Are there curses for those who take on debt?
Dianna L. Cagle, BR Assistant Managing Editor
January 21, 2009

Are there curses for those who take on debt?

Are there curses for those who take on debt?
Dianna L. Cagle, BR Assistant Managing Editor
January 21, 2009

Although credit card debt and loans are part of everyday vernacular in today’s society, scripture sometimes had harsh words for those who borrowed money.

“Scripture is very clear that debt can be enslaving and that the borrower is the servant to the lender,” said Russell Woodbridge, a professor at Southeastern Baptist Theological Seminary in Wake Forest.

While the Bible never explicitly encourages incurring debt, Woodbridge said, “it strongly discourages taking on debt.”

Pedro Rosario, eastern North Carolina area director for Crown Financial Ministries, agrees.

“One of the things that keeps people from asking for help is pride instead of allowing the body of Christ to help in (these) situations,” Rosario said.

But many churches are slow in helping their members with finances, even though “giving goes up 70 percent in those who go through (the) 10-week biblical financial study.”

Rosario shares Malachi 3, Proverbs 28:27 and Matthew 25 as key passages on debt and possible curses.

Malachi deals with robbing God and emphasizes the importance of tithing. The verse in Proverbs shows that those who ignore the poor and do not give to them will receive “many curses” (NIV).

“What Christians need to realize is that we miss many blessings when we do not follow God’s financial principles,” Rosario said. “You can also look at Matthew 25 — Parable of the Talents — and see the third servant missed out on a blessing. The two other servants were blessed because of what they produced for the Master.”

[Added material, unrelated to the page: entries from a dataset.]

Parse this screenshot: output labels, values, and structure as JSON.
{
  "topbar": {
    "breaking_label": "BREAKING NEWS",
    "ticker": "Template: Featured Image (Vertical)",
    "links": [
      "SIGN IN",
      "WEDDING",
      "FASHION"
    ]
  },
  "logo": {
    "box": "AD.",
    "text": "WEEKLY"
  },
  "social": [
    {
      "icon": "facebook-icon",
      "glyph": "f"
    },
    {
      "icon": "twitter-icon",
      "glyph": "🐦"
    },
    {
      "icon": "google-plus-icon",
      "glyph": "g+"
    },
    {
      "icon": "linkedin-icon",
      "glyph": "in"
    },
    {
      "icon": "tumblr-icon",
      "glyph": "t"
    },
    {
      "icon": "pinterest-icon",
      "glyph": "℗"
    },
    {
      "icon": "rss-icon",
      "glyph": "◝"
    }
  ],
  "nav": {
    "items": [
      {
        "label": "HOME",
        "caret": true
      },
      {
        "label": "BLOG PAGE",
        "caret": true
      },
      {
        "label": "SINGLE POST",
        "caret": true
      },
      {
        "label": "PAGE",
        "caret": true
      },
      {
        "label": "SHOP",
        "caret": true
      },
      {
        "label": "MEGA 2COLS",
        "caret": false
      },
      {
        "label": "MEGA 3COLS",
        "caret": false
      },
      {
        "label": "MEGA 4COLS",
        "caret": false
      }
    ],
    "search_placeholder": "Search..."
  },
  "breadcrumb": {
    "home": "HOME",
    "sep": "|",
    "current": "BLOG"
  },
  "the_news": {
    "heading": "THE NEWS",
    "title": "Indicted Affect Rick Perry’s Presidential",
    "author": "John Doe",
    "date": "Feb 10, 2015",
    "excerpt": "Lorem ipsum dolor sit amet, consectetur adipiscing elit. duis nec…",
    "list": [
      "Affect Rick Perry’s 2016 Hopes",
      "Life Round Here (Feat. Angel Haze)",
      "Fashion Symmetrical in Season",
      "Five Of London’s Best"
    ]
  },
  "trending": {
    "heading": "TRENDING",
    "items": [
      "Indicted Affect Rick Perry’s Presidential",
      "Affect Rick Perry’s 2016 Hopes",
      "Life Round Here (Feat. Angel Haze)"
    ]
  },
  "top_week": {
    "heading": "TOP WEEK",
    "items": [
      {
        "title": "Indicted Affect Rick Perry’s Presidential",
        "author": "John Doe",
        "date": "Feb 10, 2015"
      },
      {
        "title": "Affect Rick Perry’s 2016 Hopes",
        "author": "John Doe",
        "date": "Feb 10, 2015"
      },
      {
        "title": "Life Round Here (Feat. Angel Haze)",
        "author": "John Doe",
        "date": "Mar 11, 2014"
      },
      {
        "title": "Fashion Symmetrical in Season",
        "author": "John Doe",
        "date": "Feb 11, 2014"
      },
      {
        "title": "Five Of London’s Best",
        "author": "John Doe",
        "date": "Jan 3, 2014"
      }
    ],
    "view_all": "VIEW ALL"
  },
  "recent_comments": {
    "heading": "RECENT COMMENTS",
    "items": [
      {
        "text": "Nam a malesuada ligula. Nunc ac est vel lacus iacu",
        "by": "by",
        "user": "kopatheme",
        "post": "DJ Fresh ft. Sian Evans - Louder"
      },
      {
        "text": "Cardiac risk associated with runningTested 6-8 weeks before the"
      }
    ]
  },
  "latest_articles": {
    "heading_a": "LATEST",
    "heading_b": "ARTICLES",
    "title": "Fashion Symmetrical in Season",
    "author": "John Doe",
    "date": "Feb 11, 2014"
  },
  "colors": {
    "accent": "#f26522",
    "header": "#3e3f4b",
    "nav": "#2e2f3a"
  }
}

The servant who buried the Master’s talent was stripped of the talent and was cast out “into the darkness, where there will be weeping and gnashing of teeth” (Matthew 25:29).

An article from Crown Financial Ministries emphasizes debt elimination as a way to spread the gospel. Becoming financially sound makes better church members, better tithers, Rosario said.

Another Crown article said borrowing seemed to be “a consequence of disobeying God’s statutes of economics and principles of finance.”

Related verses include Deuteronomy 28:44-45 and Psalm 37:21.

Romans 13 tackles governing authorities and stresses the need to pay what is owed, and verse 8 says: “Let no debt remain outstanding, except the continuing debt to love one another, for he who loves his fellowman has fulfilled the law” (NIV).

While paying debt and bills is important, this section in Romans emphasizes the heart of the person towards another.

“In everything (Crown has), we always present the gospel,” Rosario said. “The most important thing is the relationship with the Lord.”

Many people need to realize what God owns.

“We have to understand that God owns it all,” he said. “Our part is to be faithful stewards … because we will be accountable someday. That’s tough for a lot of people. It’s easy to say that God owns it all but it’s a lot tougher to live that.”

Financial health package

Across three issues of the Biblical Recorder and numerous postings online, the BR staff compiled stories dealing with financial health, budgeting, teaching children about money, stewardship issues, etc. For a complete list, click here.